Teton Interagency firefighters suppressed a small lightning-caused fire in Grand Teton National Park on Sunday, August 7. The passage of a thunderstorm on Sunday afternoon ignited a single snag fire just south of Signal Mountain, near a small pothole pond called Cow Lake.

The Cow Lake Fire was initially reported by a visitor who saw the lightning strike and rising smoke around 2:30 p.m. from the top of Signal Mountain. Teton Interagency fire crews assigned to park-based engines, along with fire monitoring staff, pinpointed the fire and reached its location at 4 p.m.

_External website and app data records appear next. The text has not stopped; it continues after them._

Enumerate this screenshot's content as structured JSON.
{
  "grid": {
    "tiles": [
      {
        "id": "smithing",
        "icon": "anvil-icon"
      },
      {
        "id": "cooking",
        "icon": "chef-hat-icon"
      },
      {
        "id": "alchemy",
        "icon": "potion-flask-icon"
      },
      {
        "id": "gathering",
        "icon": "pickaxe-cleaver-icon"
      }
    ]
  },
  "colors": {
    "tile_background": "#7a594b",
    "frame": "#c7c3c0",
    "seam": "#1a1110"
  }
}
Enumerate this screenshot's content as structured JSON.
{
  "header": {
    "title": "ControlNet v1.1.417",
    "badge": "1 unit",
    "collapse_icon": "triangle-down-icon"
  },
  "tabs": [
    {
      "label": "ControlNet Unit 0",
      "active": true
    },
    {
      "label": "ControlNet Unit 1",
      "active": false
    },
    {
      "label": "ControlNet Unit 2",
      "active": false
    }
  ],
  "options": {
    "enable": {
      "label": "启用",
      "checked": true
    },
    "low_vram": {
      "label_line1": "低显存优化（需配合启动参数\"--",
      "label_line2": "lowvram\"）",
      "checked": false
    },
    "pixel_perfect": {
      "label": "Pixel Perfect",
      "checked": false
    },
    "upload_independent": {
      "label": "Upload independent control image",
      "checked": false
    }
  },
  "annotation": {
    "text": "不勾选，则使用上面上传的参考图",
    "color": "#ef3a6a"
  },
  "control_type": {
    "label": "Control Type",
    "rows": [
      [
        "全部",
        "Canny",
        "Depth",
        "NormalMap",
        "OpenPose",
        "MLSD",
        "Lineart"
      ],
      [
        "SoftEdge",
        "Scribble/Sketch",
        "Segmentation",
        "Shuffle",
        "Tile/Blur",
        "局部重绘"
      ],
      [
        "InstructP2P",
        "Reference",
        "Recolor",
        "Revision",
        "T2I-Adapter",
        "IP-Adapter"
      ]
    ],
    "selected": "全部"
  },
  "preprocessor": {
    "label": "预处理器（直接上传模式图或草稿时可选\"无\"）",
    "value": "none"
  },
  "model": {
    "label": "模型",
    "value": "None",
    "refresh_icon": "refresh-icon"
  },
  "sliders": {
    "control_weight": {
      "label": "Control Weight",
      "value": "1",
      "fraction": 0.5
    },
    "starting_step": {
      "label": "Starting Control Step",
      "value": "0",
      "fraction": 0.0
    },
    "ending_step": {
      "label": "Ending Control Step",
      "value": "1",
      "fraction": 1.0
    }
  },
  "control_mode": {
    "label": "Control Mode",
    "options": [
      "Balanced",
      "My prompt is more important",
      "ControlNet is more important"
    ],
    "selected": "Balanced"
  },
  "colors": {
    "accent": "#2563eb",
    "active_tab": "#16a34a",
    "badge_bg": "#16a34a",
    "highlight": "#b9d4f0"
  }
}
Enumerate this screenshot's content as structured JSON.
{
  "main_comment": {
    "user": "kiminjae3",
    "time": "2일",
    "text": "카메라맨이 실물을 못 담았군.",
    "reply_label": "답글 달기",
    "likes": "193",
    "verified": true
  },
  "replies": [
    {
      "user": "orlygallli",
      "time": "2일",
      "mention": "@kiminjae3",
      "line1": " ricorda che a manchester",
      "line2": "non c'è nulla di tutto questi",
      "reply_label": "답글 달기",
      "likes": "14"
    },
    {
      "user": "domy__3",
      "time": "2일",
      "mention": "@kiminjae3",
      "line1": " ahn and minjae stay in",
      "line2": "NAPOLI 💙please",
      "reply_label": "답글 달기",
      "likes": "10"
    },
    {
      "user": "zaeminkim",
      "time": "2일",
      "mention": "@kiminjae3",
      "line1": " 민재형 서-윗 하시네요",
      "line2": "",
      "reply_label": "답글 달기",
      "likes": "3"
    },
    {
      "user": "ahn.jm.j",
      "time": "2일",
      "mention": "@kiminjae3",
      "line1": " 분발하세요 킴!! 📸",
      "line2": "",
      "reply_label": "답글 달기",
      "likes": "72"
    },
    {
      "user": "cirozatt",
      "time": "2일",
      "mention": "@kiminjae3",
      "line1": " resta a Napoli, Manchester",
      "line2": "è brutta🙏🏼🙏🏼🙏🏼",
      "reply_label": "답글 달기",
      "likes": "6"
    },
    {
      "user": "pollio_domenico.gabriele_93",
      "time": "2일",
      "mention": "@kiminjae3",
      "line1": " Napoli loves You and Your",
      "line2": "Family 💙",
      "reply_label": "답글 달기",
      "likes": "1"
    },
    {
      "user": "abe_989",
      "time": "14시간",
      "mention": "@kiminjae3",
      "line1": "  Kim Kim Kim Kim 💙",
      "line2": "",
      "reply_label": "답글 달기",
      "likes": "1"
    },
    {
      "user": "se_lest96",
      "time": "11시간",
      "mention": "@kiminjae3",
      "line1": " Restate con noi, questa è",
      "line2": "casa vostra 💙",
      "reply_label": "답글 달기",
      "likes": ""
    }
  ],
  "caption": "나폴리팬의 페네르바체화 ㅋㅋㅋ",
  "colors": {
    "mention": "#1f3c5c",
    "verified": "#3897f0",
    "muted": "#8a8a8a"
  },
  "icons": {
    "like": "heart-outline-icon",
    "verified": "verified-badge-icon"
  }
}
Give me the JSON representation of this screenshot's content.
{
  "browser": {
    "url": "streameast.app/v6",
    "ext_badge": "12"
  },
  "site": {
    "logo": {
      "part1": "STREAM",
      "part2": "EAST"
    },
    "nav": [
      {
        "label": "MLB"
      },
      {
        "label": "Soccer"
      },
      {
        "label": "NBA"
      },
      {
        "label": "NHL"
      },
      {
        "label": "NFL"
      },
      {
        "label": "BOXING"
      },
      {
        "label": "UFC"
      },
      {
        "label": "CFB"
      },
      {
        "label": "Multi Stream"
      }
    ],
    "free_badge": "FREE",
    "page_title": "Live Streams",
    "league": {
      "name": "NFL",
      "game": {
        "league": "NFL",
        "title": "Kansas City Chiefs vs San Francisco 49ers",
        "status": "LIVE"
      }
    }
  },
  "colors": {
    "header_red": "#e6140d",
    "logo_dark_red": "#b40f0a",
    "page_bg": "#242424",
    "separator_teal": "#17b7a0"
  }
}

As a naturally ignited fire burning in Grand Teton National Park's conditional fire zone, the Cow Lake Fire was assessed for multiple management strategies. Based on guidelines in the park's Fire Management Plan, the decision was made to suppress the fire due to its proximity to telecommunication equipment and nearby lodging facilities. The Cow Lake Fire was contained at one tenth of an acre around 6:30 p.m. and will be monitored until declared out.

Warmer temperatures and drying vegetation have prompted Teton Interagency fire officials to increase the fire danger rating to "Moderate." A moderate rating means that fires in open cured grasslands will burn briskly and spread rapidly on windy days, and fires in forested areas may spread slowly to moderately fast, with short-distance spotting possible.

As vegetation continues to cure and dry during August, fire managers urge visitors and local residents to be cautious with campfires and other flammable materials.

Did You Know?

Close-up of a lodgepole pine cone

Did you know that lodgepole pine trees grow on glacial moraines in Jackson Hole? Glacial moraines are ridges of rocky debris left behind as Ice Age glaciers melted. The soil on these ridges retains moisture and is more hospitable to trees than the cobbly, porous soil on the outwash plain.